3 we must seek to understand precisely how network

Info icon This preview shows pages 18–20. Sign up to view the full content.

View Full Document Right Arrow Icon
(3) We must seek to understand precisely how network sampling influences our statistical analyses. In addition to better accounting for data gath- ering mechanisms, sampling can serve as a method of data reduction. This in turn will enable the application of a variety of methods to data sets much larger than those exhibited here. 1.5.1. Model elicitation and selection More realistic network models can only serve to benefit statistical inference, regardless of their computational or mathematical convenience (Banks and Constantine, 1998). Models tailored to different fields, and based on the- ory fundamental to specific application areas, are of course the long-term goal – with the exponential random graph models reviewed by Anderson et al. (1999) and Snijders et al. (2006) among the most successful and widely known to date. However, additional work to determine more general models for network structure will also serve to benefit researchers and practitioners alike. As detailed in the Appendix, there are presently several competing models of this type, each with its own merits: stochastic block models (Wang and Wong, 1987), block models with mixed membership (Airoldi et al. , 2007), and structural models that explicitly incorporate information regarding the degree sequence in addition to group membership (Chung et al. , 2003). Copyright © 2014. Imperial College Press. All rights reserved. May not be reproduced in any form without permission from the publisher, except fair uses permitted under U.S. or applicable copyright law. EBSCO Publishing : eBook Collection (EBSCOhost) - printed on 2/16/2016 3:37 AM via CGC-GROUP OF COLLEGES (GHARUAN) AN: 779681 ; Heard, Nicholas, Adams, Niall M..; Data Analysis for Network Cyber-security Account: ns224671
Image of page 18

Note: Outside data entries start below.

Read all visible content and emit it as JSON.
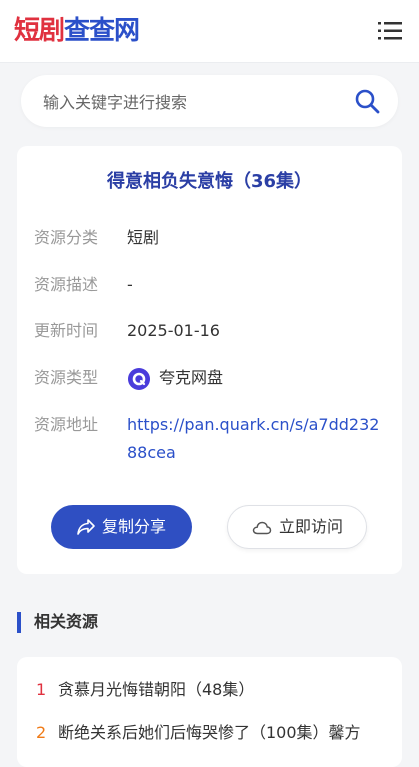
{
  "header": {
    "logo": {
      "part1": "短剧",
      "part2": "查查网"
    }
  },
  "search": {
    "placeholder": "输入关键字进行搜索",
    "value": ""
  },
  "resource": {
    "title": "得意相负失意悔（36集）",
    "category_label": "资源分类",
    "category_value": "短剧",
    "description_label": "资源描述",
    "description_value": "-",
    "updated_label": "更新时间",
    "updated_value": "2025-01-16",
    "type_label": "资源类型",
    "type_value": "夸克网盘",
    "address_label": "资源地址",
    "address_value": "https://pan.quark.cn/s/a7dd23288cea"
  },
  "actions": {
    "copy_label": "复制分享",
    "visit_label": "立即访问"
  },
  "related": {
    "title": "相关资源",
    "items": [
      {
        "num": "1",
        "text": "贪慕月光悔错朝阳（48集）"
      },
      {
        "num": "2",
        "text": "断绝关系后她们后悔哭惨了（100集）馨方"
      }
    ]
  },
  "colors": {
    "brand_blue": "#2b50c9",
    "brand_red": "#e0313f",
    "rank1": "#e0313f",
    "rank2": "#f07a16"
  },
  "icons": {
    "menu": "menu-icon",
    "search": "search-icon",
    "quark": "quark-icon",
    "share": "share-icon",
    "cloud": "cloud-icon"
  }
}
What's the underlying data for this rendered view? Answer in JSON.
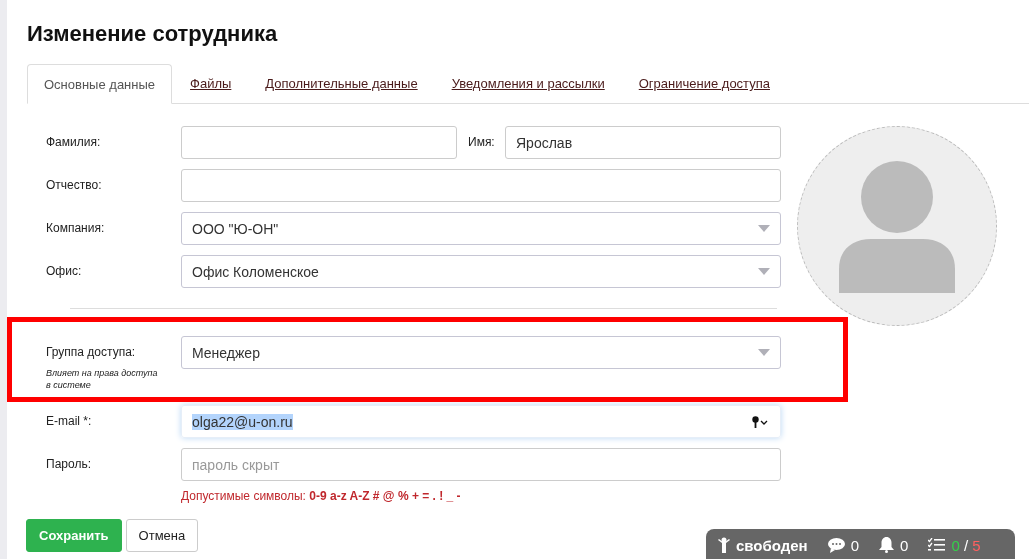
{
  "title": "Изменение сотрудника",
  "tabs": [
    {
      "label": "Основные данные",
      "selected": true
    },
    {
      "label": "Файлы",
      "selected": false
    },
    {
      "label": "Дополнительные данные",
      "selected": false
    },
    {
      "label": "Уведомления и рассылки",
      "selected": false
    },
    {
      "label": "Ограничение доступа",
      "selected": false
    }
  ],
  "form": {
    "rows": [
      {
        "label": "Фамилия:",
        "kind": "text",
        "side": {
          "label": "Имя:",
          "value": "Ярослав"
        }
      },
      {
        "label": "Отчество:",
        "kind": "text"
      },
      {
        "label": "Компания:",
        "kind": "select",
        "value": "ООО \"Ю-ОН\""
      },
      {
        "label": "Офис:",
        "kind": "select",
        "value": "Офис Коломенское",
        "divider_after": true
      },
      {
        "label": "Группа доступа:",
        "note": "Влияет на права доступа в системе",
        "kind": "select",
        "value": "Менеджер",
        "highlighted": true
      },
      {
        "label": "E-mail *:",
        "kind": "email",
        "value": "olga22@u-on.ru",
        "focused": true,
        "value_selected": true
      },
      {
        "label": "Пароль:",
        "kind": "text",
        "placeholder": "пароль скрыт",
        "hint": "Допустимые символы: **0-9 a-z A-Z # @ % + = . ! _ -**"
      }
    ]
  },
  "buttons": [
    {
      "label": "Сохранить",
      "kind": "primary"
    },
    {
      "label": "Отмена",
      "kind": "secondary"
    }
  ],
  "status_bar": {
    "status": "свободен",
    "messages": "0",
    "notifications": "0",
    "tasks_done": "0",
    "separator": "/",
    "tasks_total": "5"
  }
}
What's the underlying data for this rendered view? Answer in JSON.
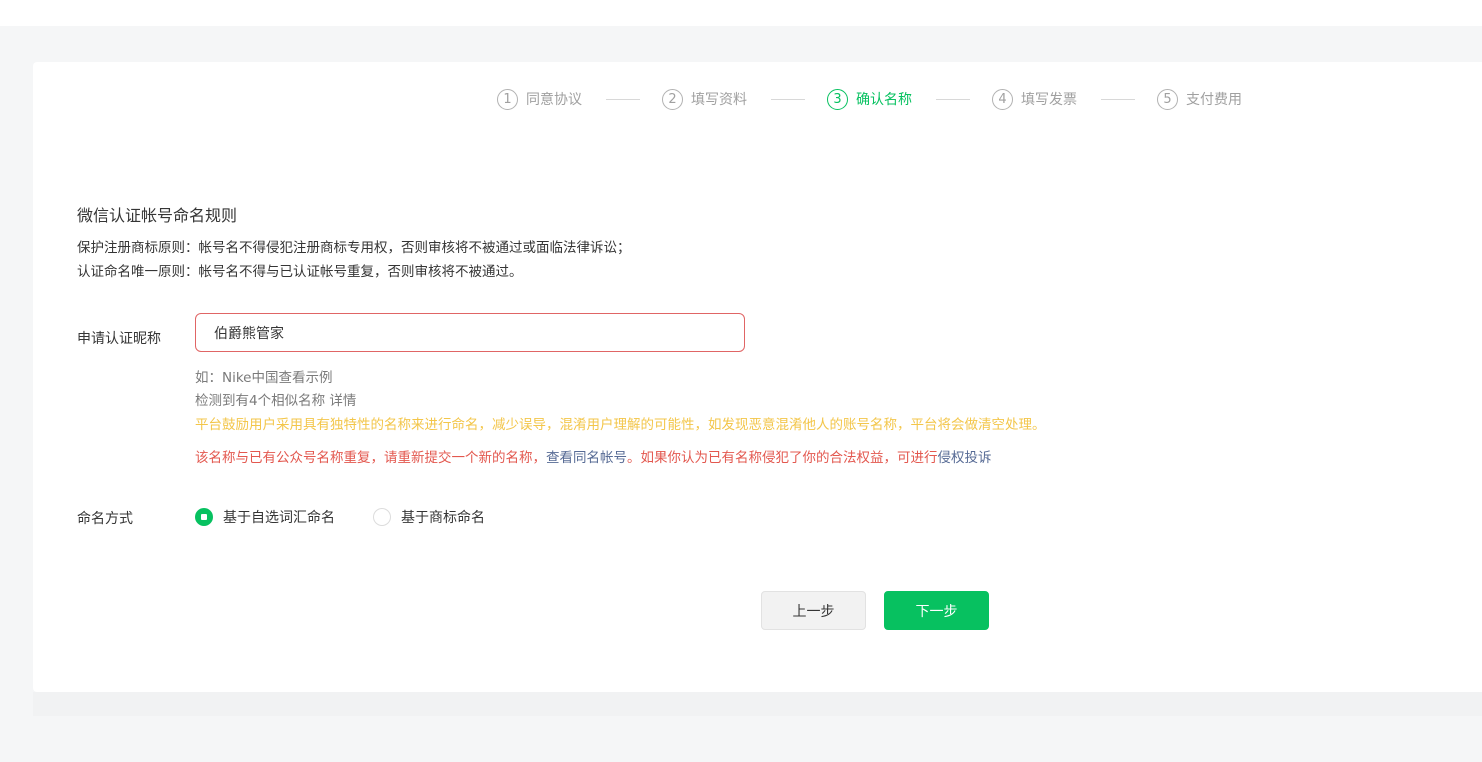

Info iconThis preview has intentionally blurred sections. Sign up to view the full version.

View Full Document Right Arrow Icon
Inference for Graphs and Networks 19 At present, researchers lack a clearly articulated strategy for selecting between these different modeling approaches – the goodness-of-fit proce- dures of Hunter et al. (2008), based on graphical comparisons of various network statistics, provide a starting point, but comparing the complexity of these different modeling strategies poses a challenge. Indeed, it is not even entirely clear how best to select the number of groups used in a single modeling strategy alone. For the data of Section 1.4.1, for example, we restricted our definition of network structure to be a binary division of the data into two groups, whereas many observed data sets may cluster into an a priori unknown number of groups. It is also worth noting that many different fields of mathematics may provide a source for network data models. While graph theory forms a natural starting point, other approaches based on a combination of random matrices, algebra, and geometry may also prove useful. For example, the many graph partitioning algorithms based on spectral methods suggest the use of corresponding generative models based on the eigenvectors and eigen- values of the graph Laplacian. The primary challenge in this case appears to be connecting such models to the observed data matrix A , which typically consists of binary entries.
Image of page 19
Image of page 20
This is the end of the preview. Sign up to access the rest of the document.

{[ snackBarMessage ]}

What students are saying

  • Left Quote Icon

    As a current student on this bumpy collegiate pathway, I stumbled upon Course Hero, where I can find study resources for nearly all my courses, get online help from tutors 24/7, and even share my old projects, papers, and lecture notes with other students.

    Student Picture

    Kiran Temple University Fox School of Business ‘17, Course Hero Intern

  • Left Quote Icon

    I cannot even describe how much Course Hero helped me this summer. It’s truly become something I can always rely on and help me. In the end, I was not only able to survive summer classes, but I was able to thrive thanks to Course Hero.

    Student Picture

    Dana University of Pennsylvania ‘17, Course Hero Intern

  • Left Quote Icon

    The ability to access any university’s resources through Course Hero proved invaluable in my case. I was behind on Tulane coursework and actually used UCLA’s materials to help me move forward and get everything together on time.

    Student Picture

    Jill Tulane University ‘16, Course Hero Intern